Teacher Apps Raise Student Privacy Concerns
Is it possible that unseen breaches in student data privacy could be coming from the multitude of wonderful education apps and solutions teachers are using with students in their classrooms each day? Teachers download teaching and learning apps, on their own, without district, or school leadership approval, daily. It is ironic that educators, who are trying out the best and latest 21st Century tools and solutions with students, may be causing district leaders more nightmares by making it difficult to completely safeguard student data privacy. Today, districts have found themselves in the awkward predicament of reigning in solutions and apps used by their best, and most tech-savvy educators, in order to maintain necessary privacy control.
The education marketplace freemium, or free to start model, which gets more education technology solutions directly into the hands of teachers, isn’t new. The problem is that by dealing directly with teachers it can completely circumvent formal vetting that needs to be done by a school district. This can make it almost impossible for districts to keep track of those resources directly brought into classrooms by teachers. For the most part educators are not experts at the sort of inspection required, of these apps and solutions, to avoid student privacy leaks that are possible through use with students. In most cases the primary concern for teachers is only that an app has education merit.
The idea that possibly student data is insecure, with such things as names, grades, ages, locations, and more, vulnerable, or could be exposed at some point online, usually never enters the thought process—completely—when teachers download a new app. This is what keeps many school leaders, technology directors, and curriculum technology officers awake at night. How can you know what educators are using, if they are downloading apps and solutions on their own?
In districts, today, there are acceptable use policies, as well as procedures in place for appropriately bringing in education and education technology solutions. That said, in most every classroom, where teachers and students are using digital devices, you’ll find at least one, and most likely more, apps that have come directly into class by way of a teacher, or student, rather than through school or district best practices.
School leaders, educators, parents, the education marketplace, schools and districts, and government groups, are all working, together, to safeguard student data privacy. At the same time, every effort is being made to continue to encourage educators using digital tools, and students learning with this century’s solutions. It must be remembered that all this should be seen as a matter of student safety and security, and not an effort to move digital learning backwards. While there may be pushback, we are looking at the development of a more organized, and complete selection process for apps and solutions in schools, as well as an all-inclusive record keeping for digital and online classroom resources.
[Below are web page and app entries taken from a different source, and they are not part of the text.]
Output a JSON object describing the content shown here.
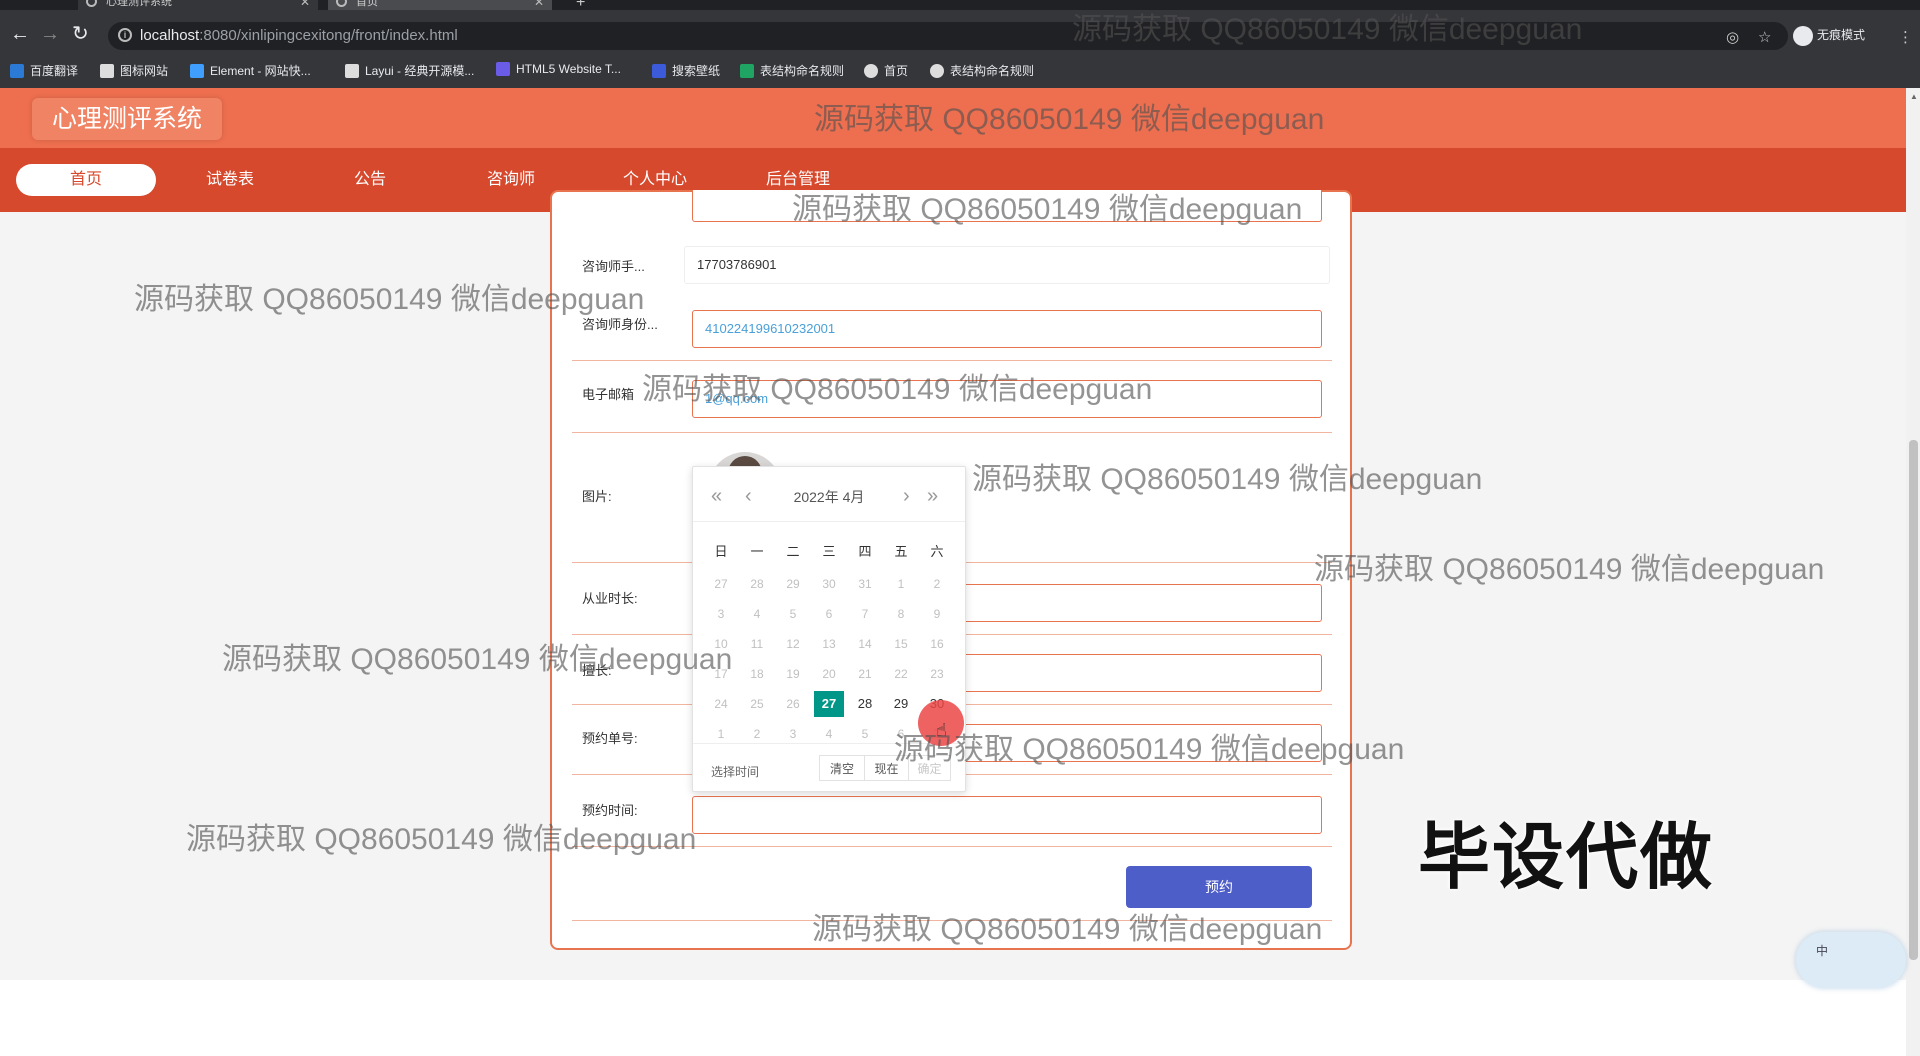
{
  "browser": {
    "tabs": [
      {
        "title": "心理测评系统"
      },
      {
        "title": "首页"
      }
    ],
    "url_host": "localhost",
    "url_rest": ":8080/xinlipingcexitong/front/index.html",
    "incognito_label": "无痕模式",
    "bookmarks": [
      {
        "label": "百度翻译",
        "color": "#2b7bd6"
      },
      {
        "label": "图标网站",
        "color": "#dddddd"
      },
      {
        "label": "Element - 网站快...",
        "color": "#409eff"
      },
      {
        "label": "Layui - 经典开源模...",
        "color": "#dddddd"
      },
      {
        "label": "HTML5 Website T...",
        "color": "#6b5ce7"
      },
      {
        "label": "搜索壁纸",
        "color": "#3b5bdb"
      },
      {
        "label": "表结构命名规则",
        "color": "#1fa463"
      },
      {
        "label": "首页",
        "color": "#dddddd"
      },
      {
        "label": "表结构命名规则",
        "color": "#dddddd"
      }
    ]
  },
  "app": {
    "logo": "心理测评系统",
    "nav": [
      {
        "label": "首页",
        "active": true
      },
      {
        "label": "试卷表"
      },
      {
        "label": "公告"
      },
      {
        "label": "咨询师"
      },
      {
        "label": "个人中心"
      },
      {
        "label": "后台管理"
      }
    ]
  },
  "form": {
    "phone_label": "咨询师手...",
    "phone_value": "17703786901",
    "idcard_label": "咨询师身份...",
    "idcard_value": "410224199610232001",
    "email_label": "电子邮箱",
    "email_value": "1@qq.com",
    "photo_label": "图片:",
    "years_label": "从业时长:",
    "specialty_label": "擅长:",
    "order_label": "预约单号:",
    "time_label": "预约时间:",
    "submit_label": "预约"
  },
  "datepicker": {
    "title": "2022年  4月",
    "prev_year": "«",
    "prev_month": "‹",
    "next_month": "›",
    "next_year": "»",
    "weekdays": [
      "日",
      "一",
      "二",
      "三",
      "四",
      "五",
      "六"
    ],
    "weeks": [
      [
        "27",
        "28",
        "29",
        "30",
        "31",
        "1",
        "2"
      ],
      [
        "3",
        "4",
        "5",
        "6",
        "7",
        "8",
        "9"
      ],
      [
        "10",
        "11",
        "12",
        "13",
        "14",
        "15",
        "16"
      ],
      [
        "17",
        "18",
        "19",
        "20",
        "21",
        "22",
        "23"
      ],
      [
        "24",
        "25",
        "26",
        "27",
        "28",
        "29",
        "30"
      ],
      [
        "1",
        "2",
        "3",
        "4",
        "5",
        "6",
        "7"
      ]
    ],
    "current_cells": [
      [
        4,
        3
      ],
      [
        4,
        4
      ],
      [
        4,
        5
      ],
      [
        4,
        6
      ]
    ],
    "selected_cell": [
      4,
      3
    ],
    "footer_label": "选择时间",
    "clear_label": "清空",
    "now_label": "现在",
    "confirm_label": "确定"
  },
  "watermark_text": "源码获取 QQ86050149 微信deepguan",
  "promo_text": "毕设代做",
  "ime_label": "中"
}
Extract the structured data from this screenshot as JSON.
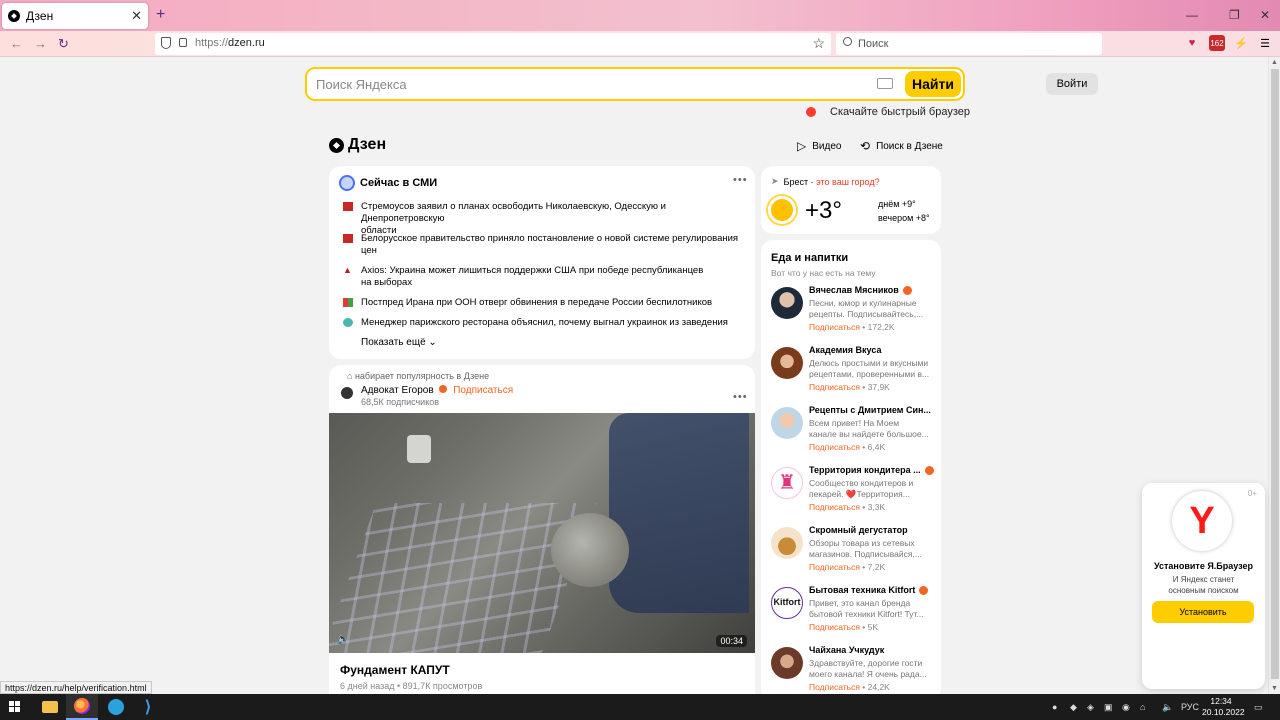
{
  "browser": {
    "tab_title": "Дзен",
    "url_scheme": "https://",
    "url_host": "dzen.ru",
    "search_placeholder": "Поиск",
    "ext_badge": "162",
    "status_url": "https://dzen.ru/help/verification.html"
  },
  "page": {
    "search_placeholder": "Поиск Яндекса",
    "search_button": "Найти",
    "login_button": "Войти",
    "download_browser": "Скачайте быстрый браузер",
    "logo_text": "Дзен",
    "video_link": "Видео",
    "dzen_search_link": "Поиск в Дзене"
  },
  "news": {
    "title": "Сейчас в СМИ",
    "items": [
      {
        "line1": "Стремоусов заявил о планах освободить Николаевскую, Одесскую и Днепропетровскую",
        "line2": "области"
      },
      {
        "line1": "Белорусское правительство приняло постановление о новой системе регулирования",
        "line2": "цен"
      },
      {
        "line1": "Axios: Украина может лишиться поддержки США при победе республиканцев",
        "line2": "на выборах"
      },
      {
        "line1": "Постпред Ирана при ООН отверг обвинения в передаче России беспилотников",
        "line2": ""
      },
      {
        "line1": "Менеджер парижского ресторана объяснил, почему выгнал украинок из заведения",
        "line2": ""
      }
    ],
    "show_more": "Показать ещё"
  },
  "post": {
    "trending": "набирает популярность в Дзене",
    "author": "Адвокат Егоров",
    "subscribe": "Подписаться",
    "subscribers": "68,5К подписчиков",
    "duration": "00:34",
    "title": "Фундамент КАПУТ",
    "meta": "6 дней назад • 891,7К просмотров"
  },
  "weather": {
    "city": "Брест",
    "question": "это ваш город?",
    "temp": "+3°",
    "day": "днём +9°",
    "evening": "вечером +8°"
  },
  "food": {
    "title": "Еда и напитки",
    "subtitle": "Вот что у нас есть на тему",
    "subscribe_label": "Подписаться",
    "channels": [
      {
        "name": "Вячеслав Мясников",
        "verified": true,
        "desc1": "Песни, юмор и кулинарные",
        "desc2": "рецепты. Подписывайтесь,...",
        "count": "172,2K"
      },
      {
        "name": "Академия Вкуса",
        "verified": false,
        "desc1": "Делюсь простыми и вкусными",
        "desc2": "рецептами, проверенными в...",
        "count": "37,9K"
      },
      {
        "name": "Рецепты с Дмитрием Син...",
        "verified": false,
        "desc1": "Всем привет! На Моем",
        "desc2": "канале вы найдете большое...",
        "count": "6,4K"
      },
      {
        "name": "Территория кондитера ...",
        "verified": true,
        "desc1": "Сообщество кондитеров и",
        "desc2": "пекарей. ❤️Территория...",
        "count": "3,3K"
      },
      {
        "name": "Скромный дегустатор",
        "verified": false,
        "desc1": "Обзоры товара из сетевых",
        "desc2": "магазинов. Подписывайся,...",
        "count": "7,2K"
      },
      {
        "name": "Бытовая техника Kitfort",
        "verified": true,
        "desc1": "Привет, это канал бренда",
        "desc2": "бытовой техники Kitfort! Тут...",
        "count": "5K"
      },
      {
        "name": "Чайхана Учкудук",
        "verified": false,
        "desc1": "Здравствуйте, дорогие гости",
        "desc2": "моего канала! Я очень рада...",
        "count": "24,2K"
      }
    ]
  },
  "promo": {
    "title": "Установите Я.Браузер",
    "desc1": "И Яндекс станет",
    "desc2": "основным поиском",
    "button": "Установить",
    "close": "0+"
  },
  "taskbar": {
    "lang": "РУС",
    "time": "12:34",
    "date": "20.10.2022"
  },
  "colors": {
    "accent_yellow": "#ffcc00",
    "accent_orange": "#f26522",
    "link_red": "#e63a27"
  }
}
Know more about student data privacy:
Read about Promethean’s Student Privacy Commitment
Editor’s Note: Companies like Balefire Labs, already use researched-based criteria to help schools and districts choose appropriate education apps.